Home / Spiffy's Blog / Katherine Venturo-Conerly: Supporting Mental Health Helps Kenyan Youth Thrive
Katherine Venturo-Conerly: Supporting Mental Health Helps Kenyan Youth Thrive

Katherine Venturo-Conerly: Supporting Mental Health Helps Kenyan Youth Thrive

Welcome back! Spiffy here, your interplanetary journalist reporting from Planet Earth with an eye on entrepreneurs working to make this world more accessible and equitable. Today I’m super excited to speak with Katherine Venturo-Conerly, co-founder and scientific director of the Shamiri Institute. Are you ready to be inspired?

Spiffy: Welcome Katherine! Can you tell me about the challenges you are addressing? 

Katherine: Thanks so much for having me, Spiffy. Did you that about half of Kenyan high school students report high levels of depression or anxiety? However, there are very few mental health providers in Kenya, with only one to two psychiatrists per million citizens. The stigma around mental illness and psychotherapy can also prevent help-seeking. At the Shamiri Institute, we aim to help adolescents in Kenya—and eventually other parts of Africa—thrive by developing and providing simple, stigma-free, low-cost, and scalable mental health programs.

Spiffy: Wow, this sounds amazing. Can you tell me what motivated you to hone in on this?

Katherine: Well, Spiffy, during college, I worked at several U.S. mental health helplines and discovered that many people in need are unable to afford or access mental health resources. Through my advisor at the Harvard Lab for Youth Mental Health, I met my co-founder, Tom Osborn, and learned from him that there are even fewer mental health resources available in Kenya. Traveling to Kenya and seeing our mental health program work only increased my motivation to provide mental health care in Kenya and beyond.

Spiffy: How are you working to create a more equitable world through your work with Shamiri Institute?

Katherine: Well, Spiffy, many teens, especially in low-resource regions, cannot access effective mental health care. We want to change that. We created a low-cost, brief, school-based mental health program that is delivered by local high-school graduates and circumvents stigma by focusing on character strengths—growth, gratitude, and values. This sort of program can be used in low-resource and high-stigma areas where other forms of mental healthcare are often inaccessible and not culturally appropriate.

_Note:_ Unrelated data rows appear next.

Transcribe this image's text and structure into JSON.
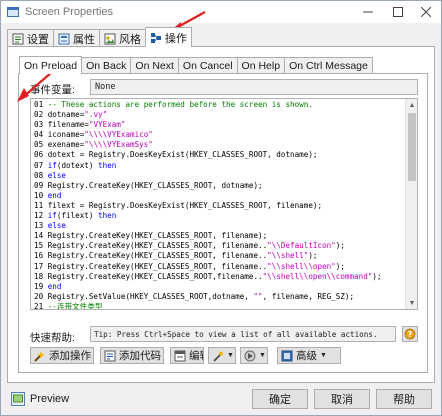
{
  "window": {
    "title": "Screen Properties"
  },
  "top_tabs": [
    {
      "label": "设置",
      "icon": "settings-icon"
    },
    {
      "label": "属性",
      "icon": "properties-icon"
    },
    {
      "label": "风格",
      "icon": "style-icon"
    },
    {
      "label": "操作",
      "icon": "actions-icon",
      "active": true
    }
  ],
  "event_tabs": [
    {
      "label": "On Preload",
      "active": true
    },
    {
      "label": "On Back"
    },
    {
      "label": "On Next"
    },
    {
      "label": "On Cancel"
    },
    {
      "label": "On Help"
    },
    {
      "label": "On Ctrl Message"
    }
  ],
  "event_variable": {
    "label": "事件变量:",
    "value": "None"
  },
  "code_lines": [
    [
      [
        "ln",
        "01 "
      ],
      [
        "cmt",
        "-- These actions are performed before the screen is shown."
      ]
    ],
    [
      [
        "ln",
        "02 "
      ],
      [
        "txt",
        "dotname="
      ],
      [
        "str",
        "\".vy\""
      ]
    ],
    [
      [
        "ln",
        "03 "
      ],
      [
        "txt",
        "filename="
      ],
      [
        "str",
        "\"VYExam\""
      ]
    ],
    [
      [
        "ln",
        "04 "
      ],
      [
        "txt",
        "iconame="
      ],
      [
        "str",
        "\"\\\\\\\\VYExamico\""
      ]
    ],
    [
      [
        "ln",
        "05 "
      ],
      [
        "txt",
        "exename="
      ],
      [
        "str",
        "\"\\\\\\\\VYExamSys\""
      ]
    ],
    [
      [
        "ln",
        "06 "
      ],
      [
        "txt",
        "dotext = Registry.DoesKeyExist(HKEY_CLASSES_ROOT, dotname);"
      ]
    ],
    [
      [
        "ln",
        "07 "
      ],
      [
        "kw",
        "if"
      ],
      [
        "txt",
        "(dotext) "
      ],
      [
        "kw",
        "then"
      ]
    ],
    [
      [
        "ln",
        "08 "
      ],
      [
        "kw",
        "else"
      ]
    ],
    [
      [
        "ln",
        "09 "
      ],
      [
        "txt",
        "Registry.CreateKey(HKEY_CLASSES_ROOT, dotname);"
      ]
    ],
    [
      [
        "ln",
        "10 "
      ],
      [
        "kw",
        "end"
      ]
    ],
    [
      [
        "ln",
        "11 "
      ],
      [
        "txt",
        "filext = Registry.DoesKeyExist(HKEY_CLASSES_ROOT, filename);"
      ]
    ],
    [
      [
        "ln",
        "12 "
      ],
      [
        "kw",
        "if"
      ],
      [
        "txt",
        "(filext) "
      ],
      [
        "kw",
        "then"
      ]
    ],
    [
      [
        "ln",
        "13 "
      ],
      [
        "kw",
        "else"
      ]
    ],
    [
      [
        "ln",
        "14 "
      ],
      [
        "txt",
        "Registry.CreateKey(HKEY_CLASSES_ROOT, filename);"
      ]
    ],
    [
      [
        "ln",
        "15 "
      ],
      [
        "txt",
        "Registry.CreateKey(HKEY_CLASSES_ROOT, filename.."
      ],
      [
        "str",
        "\"\\\\DefaultIcon\""
      ],
      [
        "txt",
        ");"
      ]
    ],
    [
      [
        "ln",
        "16 "
      ],
      [
        "txt",
        "Registry.CreateKey(HKEY_CLASSES_ROOT, filename.."
      ],
      [
        "str",
        "\"\\\\shell\""
      ],
      [
        "txt",
        ");"
      ]
    ],
    [
      [
        "ln",
        "17 "
      ],
      [
        "txt",
        "Registry.CreateKey(HKEY_CLASSES_ROOT, filename.."
      ],
      [
        "str",
        "\"\\\\shell\\\\open\""
      ],
      [
        "txt",
        ");"
      ]
    ],
    [
      [
        "ln",
        "18 "
      ],
      [
        "txt",
        "Registry.CreateKey(HKEY_CLASSES_ROOT,filename.."
      ],
      [
        "str",
        "\"\\\\shell\\\\open\\\\command\""
      ],
      [
        "txt",
        ");"
      ]
    ],
    [
      [
        "ln",
        "19 "
      ],
      [
        "kw",
        "end"
      ]
    ],
    [
      [
        "ln",
        "20 "
      ],
      [
        "txt",
        "Registry.SetValue(HKEY_CLASSES_ROOT,dotname, "
      ],
      [
        "str",
        "\"\""
      ],
      [
        "txt",
        ", filename, REG_SZ);"
      ]
    ],
    [
      [
        "ln",
        "21 "
      ],
      [
        "cmt",
        "--连带文件类型"
      ]
    ]
  ],
  "quick_help": {
    "label": "快速帮助:",
    "text": "Tip: Press Ctrl+Space to view a list of all available actions."
  },
  "action_buttons": [
    {
      "label": "添加操作",
      "icon": "add-action-icon"
    },
    {
      "label": "添加代码",
      "icon": "add-code-icon"
    },
    {
      "label": "编辑(E",
      "icon": "edit-icon"
    },
    {
      "label": "",
      "icon": "wizard-icon"
    },
    {
      "label": "",
      "icon": "script-icon"
    },
    {
      "label": "高级",
      "icon": "advanced-icon"
    }
  ],
  "bottom": {
    "preview_label": "Preview",
    "ok_label": "确定",
    "cancel_label": "取消",
    "help_label": "帮助"
  },
  "colors": {
    "keyword": "#0000ff",
    "string": "#c000c0",
    "comment": "#008000",
    "annotation_arrow": "#e02020"
  }
}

Spiffy: I see! Can you tell me about a milestone that you’re especially excited about? What impact will it make?

Katherine: We have spent much of the last three years building and carefully testing our program to see whether it has the effect we want. Now that we have enough data to be confident in our program, we recently began rolling it out to customers. We ask those who can afford it to pay a small fee, which allows us to provide the program for free to those who cannot pay. In the last month, we have provided our program to over 250 teens as customers— we hope this is only the beginning!

  A Shamiri Program group meets near the trees, on the grounds of a participating school. (Image owned by Shamiri, courtesy of Katherine Venturo-Conerly)

Spiffy: I’m always curious to learn how entrepreneurs deal with failure. What about you? Have you experienced failure and what did you discover? 

Katherine: Actually, Spiffy, in our Shamiri Wellness Program, one key message is that failure is normal and that setbacks can offer important opportunities for learning, growth, and future success. Remembering that failures can give rise to learning experiences has helped when handling the inevitable setbacks that arise when solving complex problems. For example, when we became very short on money during a trial of our program in 2019, I was able to learn more about fundraising strategies such as crowdfunding campaigns!

Spiffy: Before we sign off, is there anything else you would love to tell our audience?

Katherine: Shamiri means “thrive” in Kiswahili!

Spiffy: I imagine that is just what you will do, Katherine. Thanks for telling us about your amazing work, it’s been an honor!


Katherine Venturo-Conerly is the co-founder and scientific director of Shamiri Institute. She graduated Phi Beta Kappa from Harvard in 2020 and is now a first-year Ph.D. student at the Harvard Lab for Youth Mental Health. She researches improving the effectiveness and efficiency of psychotherapy for youth around the world. (Nominated by Harvard Innovation Labs)


© 2021 Ladderworks LLC. Edited by Jill Landis Jha. Spiffy’s illustration by Shreyas Navare. Follow Spiffy’s stories of founders building a more equitable world at www.ladderworks.co/blogs/spiffys-blog